Orlando says it is impossible to pinpoint the origins of domestication. It is possible that several people from the region experimented with horses around 4,200 years ago. Although domestic horses did spread from then on, it wasn't until 2000 B.C.E that things really took off.

Scientists tentatively attribute the explosive growth in horse-based transportation and technology to the warlike Sintashta cultural, which lived on the north Eurasian steppes from 2100 to 1800 B.C.E. Outram claims that the Sintashta traveled between Asia and Europe and, presumably, picked up horses during one of these trips. Later they rode or used the horse-drawn carriages that were found in their graves.

This was in the Bronze Age. It is believed that horses were used to transport people from the steppes, as well as cultural accessories such advanced metalworking, lightweight spoked wheel and Indo-European language. In a book titled "The Horse, the Wheel, and Language", David W. Anthony, an American Anthropologist, suggested that steppe dwellers created the spoked wheel to make their horses more useful in transporting cargo and for chariot-based warfare. These elements of steppe culture and the Proto-Indo-European language would have been helped to spread by the prestige of horses and metal goods.

This resulted in horsepower and spoked-wheels becoming commonplace over the centuries. Languages such as Welsh, Polish, and Punjabi can all be traced back at the same root.

The domestication of horses was only the beginning of a relationship between humans and them, and between humans and their DNA. Over millennia, human management can make a remarkable impact on the animal genomes.

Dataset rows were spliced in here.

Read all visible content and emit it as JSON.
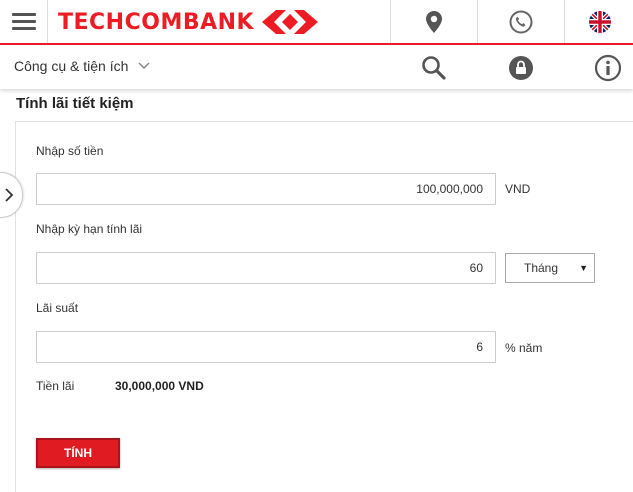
{
  "header": {
    "brand": "TECHCOMBANK",
    "icons": [
      "menu-icon",
      "map-pin-icon",
      "phone-icon",
      "uk-flag-icon"
    ],
    "accent_color": "#ed1c24"
  },
  "subbar": {
    "tools_label": "Công cụ & tiện ích",
    "icons": [
      "search-icon",
      "lock-icon",
      "info-icon"
    ]
  },
  "page": {
    "title": "Tính lãi tiết kiệm"
  },
  "form": {
    "amount_label": "Nhập số tiền",
    "amount_value": "100,000,000",
    "amount_unit": "VND",
    "term_label": "Nhập kỳ hạn tính lãi",
    "term_value": "60",
    "term_unit_selected": "Tháng",
    "rate_label": "Lãi suất",
    "rate_value": "6",
    "rate_unit": "% năm",
    "interest_label": "Tiền lãi",
    "interest_value": "30,000,000 VND",
    "submit_label": "TÍNH"
  }
}
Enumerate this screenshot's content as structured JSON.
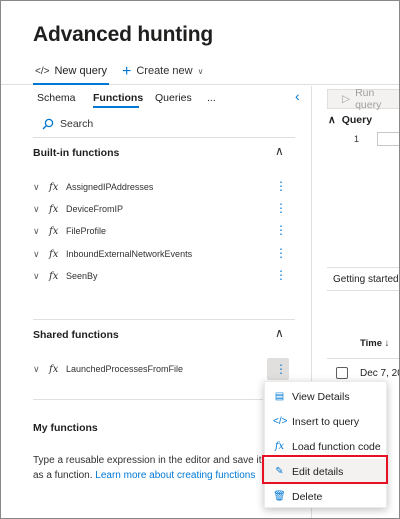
{
  "page": {
    "title": "Advanced hunting"
  },
  "toolbar": {
    "new_query": "New query",
    "create_new": "Create new"
  },
  "tabs": {
    "schema": "Schema",
    "functions": "Functions",
    "queries": "Queries",
    "more": "..."
  },
  "search": {
    "placeholder": "Search"
  },
  "builtin": {
    "title": "Built-in functions",
    "items": [
      "AssignedIPAddresses",
      "DeviceFromIP",
      "FileProfile",
      "InboundExternalNetworkEvents",
      "SeenBy"
    ]
  },
  "shared": {
    "title": "Shared functions",
    "items": [
      "LaunchedProcessesFromFile"
    ]
  },
  "myfunctions": {
    "title": "My functions",
    "text": "Type a reusable expression in the editor and save it as a function.",
    "link": "Learn more about creating functions"
  },
  "editor": {
    "run_query": "Run query",
    "query_label": "Query",
    "line_number": "1",
    "getting_started": "Getting started",
    "time_header": "Time ↓",
    "first_date": "Dec 7, 20"
  },
  "context_menu": {
    "items": [
      {
        "label": "View Details",
        "icon": "document-icon"
      },
      {
        "label": "Insert to query",
        "icon": "code-icon"
      },
      {
        "label": "Load function code",
        "icon": "fx-icon"
      },
      {
        "label": "Edit details",
        "icon": "edit-icon"
      },
      {
        "label": "Delete",
        "icon": "delete-icon"
      }
    ]
  },
  "colors": {
    "accent": "#0078d4",
    "highlight": "#e81123"
  }
}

All modern domestic horses have almost identical Y chromosomes, even though they are only passed through the male line. Ludwig, Orlando, and their colleagues examined the Y chromosomes from 96 Eurasian stallions over the past 5,000 year to see how it happened. Although Y chromosomes were initially quite diverse, they began to become more similar over time. The first big changes occurred around 1,500 years ago. Orlando says this is when some bloodlines like the Oriental horses became popular for breeding.

Even this level of breeding is still quite mild in comparison to what has happened over the past 200 years. Even though specific breeds have acquired the genes that give them their distinctive characteristics, the diversity of horse genetics has declined further.

Petersen of the University of Nebraska-Lincoln has been studying modern breeds to find regions of their genome that are associated with color, speed and gait. In racing breeds like thoroughbreds, for example, it is known that there are changes in the gene for muscle protein myostatin. Petersen also considered "gaited breeds", which have unusual locomotion styles, or in her words "horses who move funny", and are more comfortable to ride. These breeds often have DNA changes in one spot that act as a "master switch" for their gait. This spot is home to a gene called DMRT3 and a shortened version thereof has been linked with horse gait. Mice lacking this gene have issues with their spinal nerve function.

Orlando, who began riding lessons in 2019 despite his differences, believes there is something special about the horse-human relationship.

He says, "You get the feeling that the animal understands you when you ride it." You also feel empowered when you master this large animal.

How could humans resist this opportunity to make horses their best friend in war and peace, as well as for work and pleasure? It was a match made in heaven.